You see, part of what search engines want to do is to mirror the real world. When someone searches for something, search engines want to deliver the most relevant, popular, authoritative results on the subject.
So, if you want to attract organic search traffic, you need to convince search engines that you, your pages, and even your profiles are the most authoritative on your subject matter.
Since becoming popular, authoritative, etc, is hard work, most people conclude that they need to “trick” search engines into believing that they’ve got credibility. So, they try to create artificial signals of authority. They beg, barter and buy all sorts “SEO stuff.” Things like links, followers, etc.
Of course, search engines are constantly evolving to better distinguish these artificial signals from genuine popularity and authority. But they’re not perfect.
So, what’s the point here?
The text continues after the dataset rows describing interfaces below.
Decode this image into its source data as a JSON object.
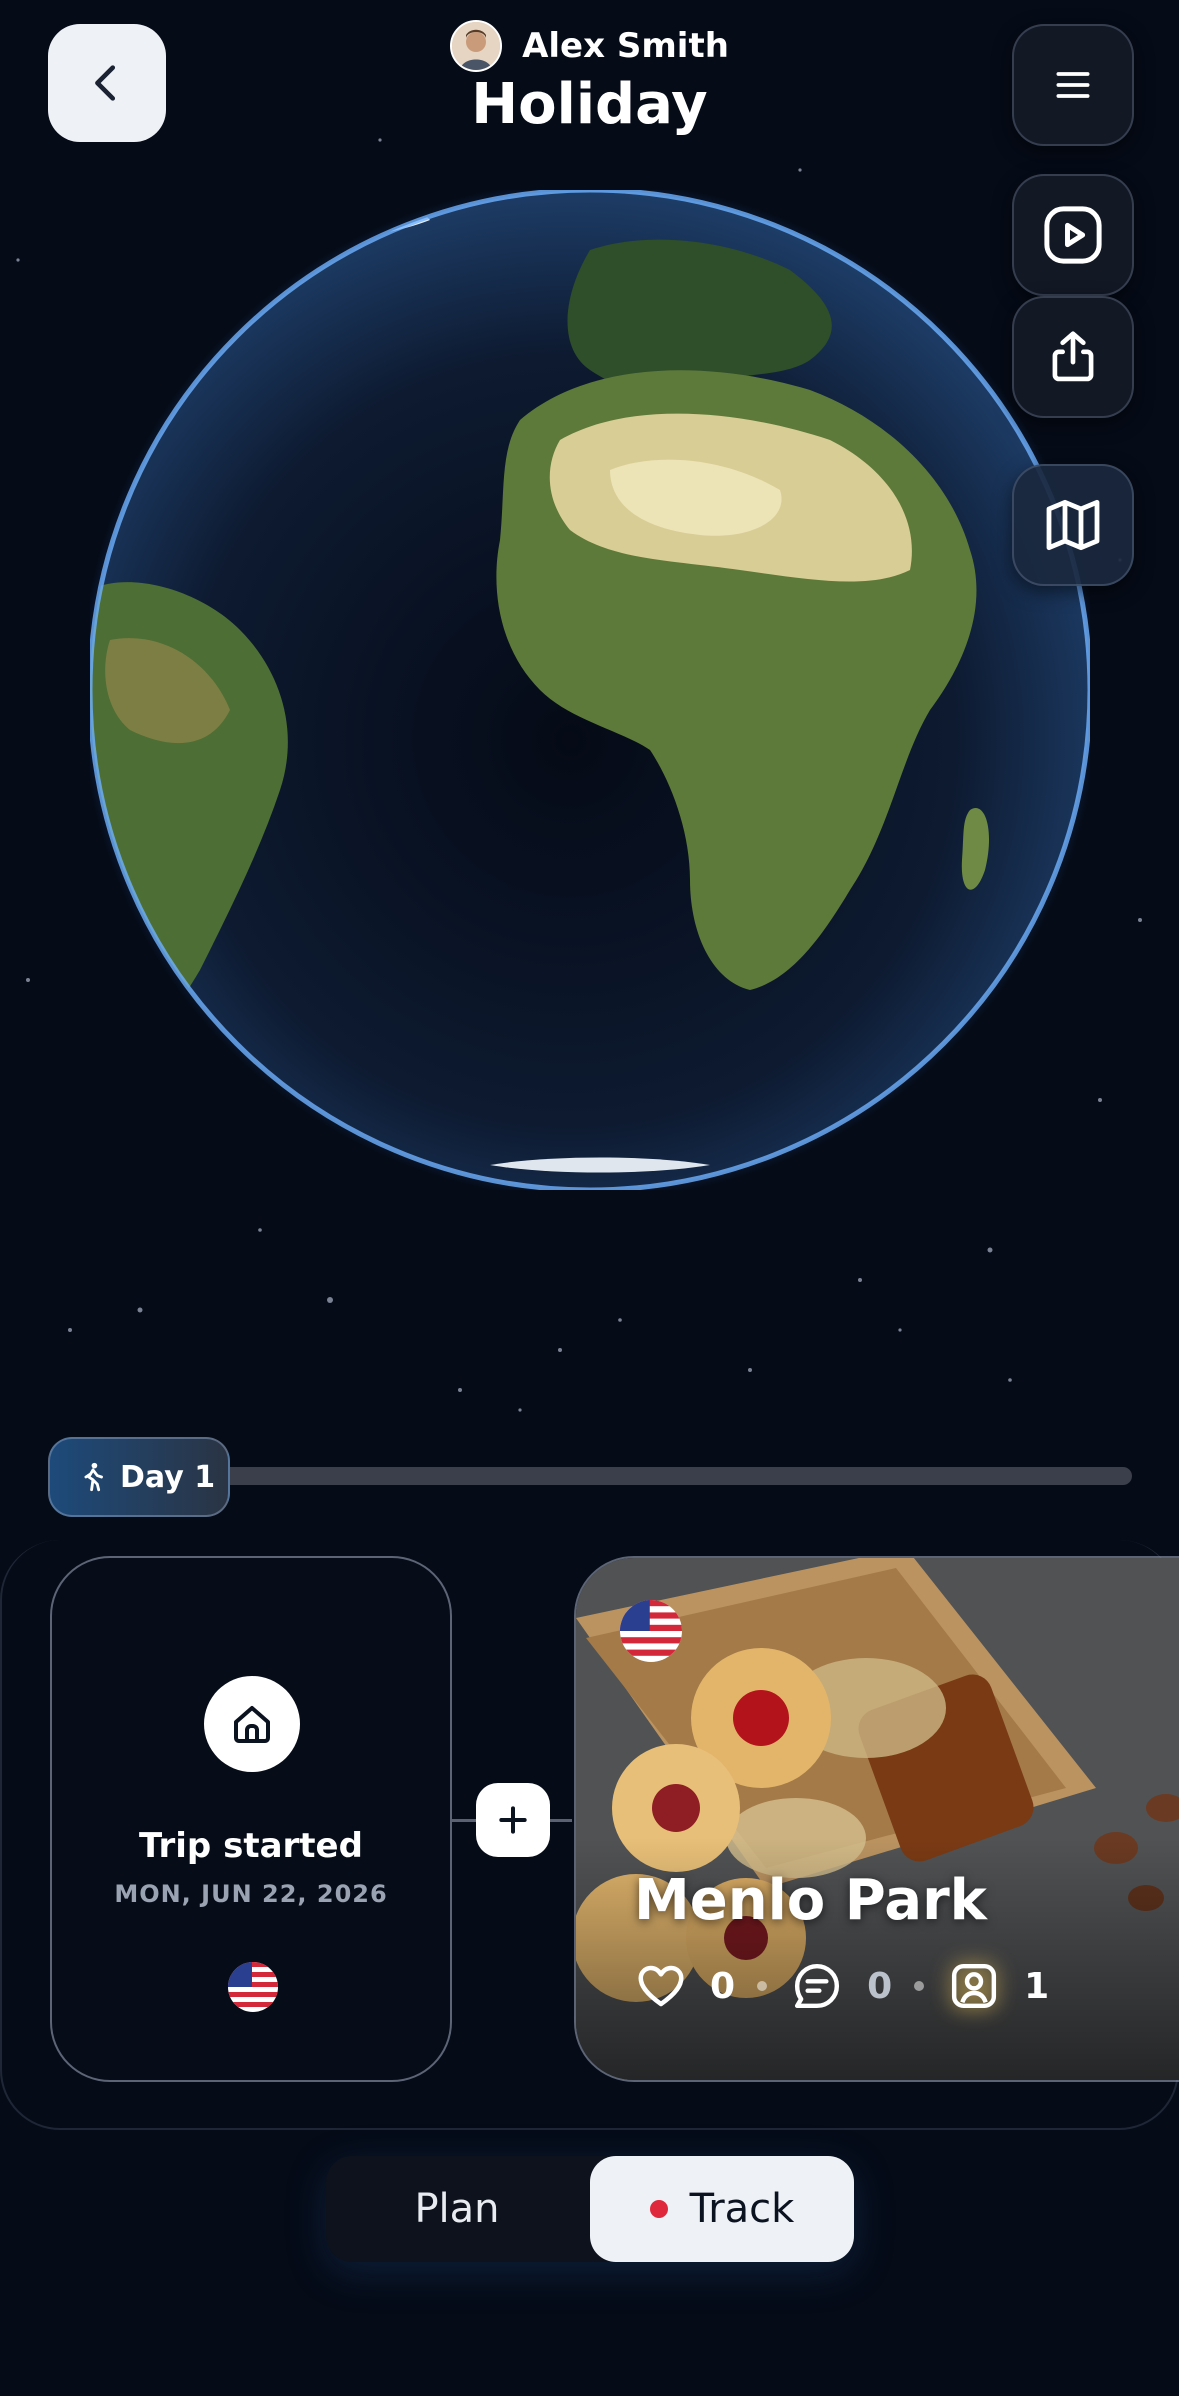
{
  "header": {
    "user_name": "Alex Smith",
    "title": "Holiday"
  },
  "icons": {
    "back": "chevron-left-icon",
    "menu": "hamburger-menu-icon",
    "play": "play-icon",
    "share": "share-icon",
    "map": "map-icon",
    "walk": "walking-person-icon",
    "home": "home-icon",
    "plus": "plus-icon",
    "heart": "heart-icon",
    "comment": "comment-icon",
    "photo": "photo-icon",
    "flag": "us-flag-icon"
  },
  "timeline": {
    "day_label": "Day 1"
  },
  "trip_start": {
    "title": "Trip started",
    "date": "MON, JUN 22, 2026"
  },
  "place": {
    "name": "Menlo Park",
    "likes": "0",
    "comments": "0",
    "photos": "1"
  },
  "mode_switch": {
    "plan_label": "Plan",
    "track_label": "Track",
    "selected": "Track"
  },
  "colors": {
    "background": "#050b17",
    "accent_red": "#e0283c",
    "globe_glow": "#3a8cff"
  }
}
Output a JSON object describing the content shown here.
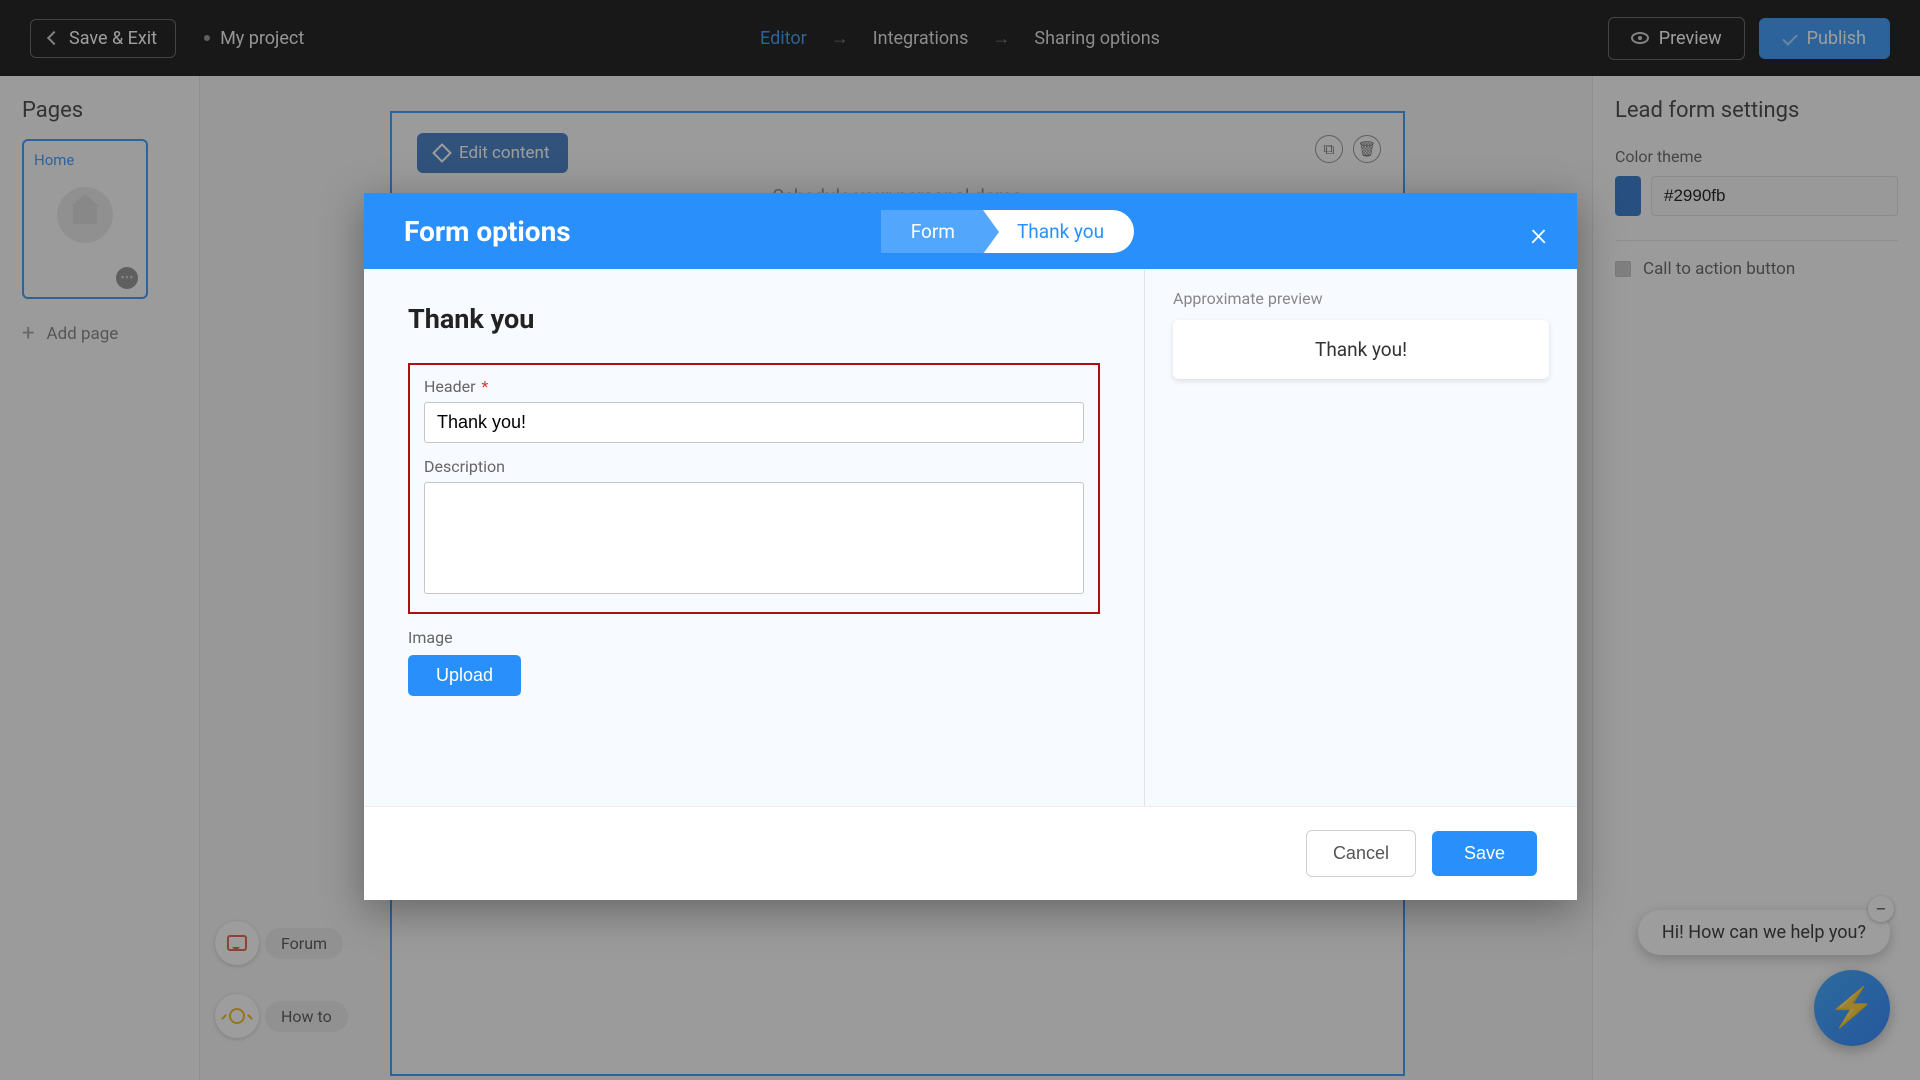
{
  "topbar": {
    "save_exit": "Save & Exit",
    "project": "My project",
    "nav": {
      "editor": "Editor",
      "integrations": "Integrations",
      "sharing": "Sharing options"
    },
    "preview": "Preview",
    "publish": "Publish"
  },
  "left": {
    "title": "Pages",
    "page_label": "Home",
    "add_page": "Add page"
  },
  "canvas": {
    "edit_content": "Edit content",
    "title": "Schedule your personal demo"
  },
  "right": {
    "title": "Lead form settings",
    "color_theme_label": "Color theme",
    "hex": "#2990fb",
    "cta_label": "Call to action button"
  },
  "help": {
    "forum": "Forum",
    "howto": "How to"
  },
  "chat": {
    "msg": "Hi! How can we help you?"
  },
  "modal": {
    "title": "Form options",
    "tab_form": "Form",
    "tab_thank": "Thank you",
    "section_title": "Thank you",
    "header_label": "Header",
    "header_value": "Thank you!",
    "description_label": "Description",
    "description_value": "",
    "image_label": "Image",
    "upload": "Upload",
    "preview_label": "Approximate preview",
    "preview_text": "Thank you!",
    "cancel": "Cancel",
    "save": "Save"
  }
}
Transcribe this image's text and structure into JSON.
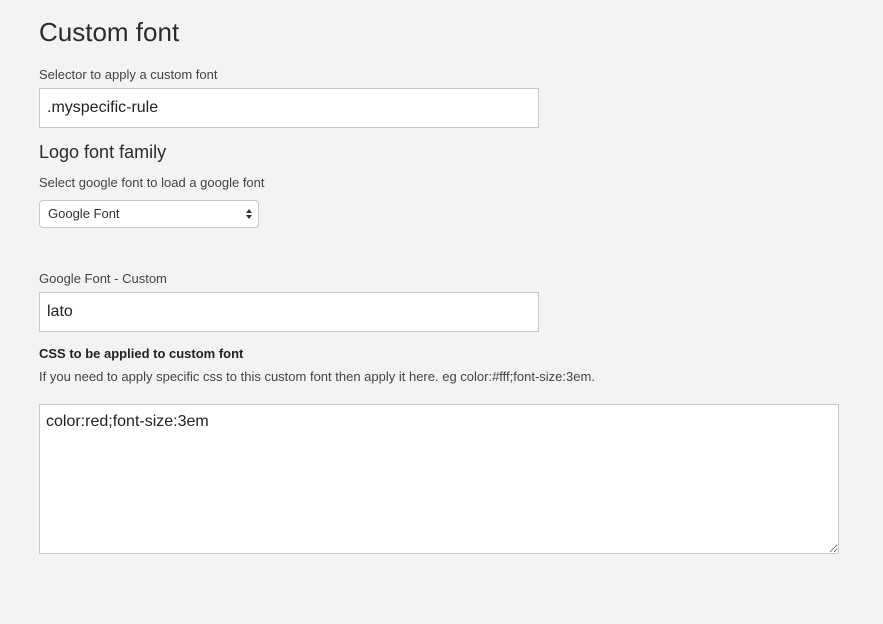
{
  "custom_font": {
    "heading": "Custom font",
    "selector_label": "Selector to apply a custom font",
    "selector_value": ".myspecific-rule"
  },
  "logo_font": {
    "heading": "Logo font family",
    "select_label": "Select google font to load a google font",
    "select_value": "Google Font",
    "custom_label": "Google Font - Custom",
    "custom_value": "lato"
  },
  "css_section": {
    "label": "CSS to be applied to custom font",
    "help": "If you need to apply specific css to this custom font then apply it here. eg color:#fff;font-size:3em.",
    "value": "color:red;font-size:3em"
  }
}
Once you understand that long-term success with organic search marketing requires building authentic popularity and authority, it becomes pretty obvious that real-world recognition can play a large role in search visibility.
The easiest example of this to understand is simply providing excellent client experiences. Here’s how it works.
You provide excellent client service, your clients provide testimonials of your service on Google+, Avvo and Yelp. Search engines use these reviews and ratings in their ranking soup.
You provide excellent client service, your clients say thanks on Facebook, Twitter, LinkedIn etc. Search engines analyze and incorporate this sentiment when considering how and when to serve up your profiles and pages.
You provide excellent client service, maybe one of your clients is a blogger. They write a post about how much they appreciate your help and link to your site so that their readers can find information about you. We all know that these organic editorial links are still among the most important signals that search engines use to quantify popularity.
So, it’s easy to see how creating excellent client experiences offline can have a significant impact on your visibility in search engines.
But while excellent client service should be the foundation of your practice, there are literally thousands of other things that you can do offline that can have a substantial SEO benefit.
Should SEO, links, shares and search engines be your primary motivation for taking offline action to demonstrate your knowledge, skill and experience? Of course not.
But for those of you who obsess about your search engine rankings, how many links you’re building and how many followers you’re getting, I encourage you focus on what you can do in real-life that can have an SEO impact.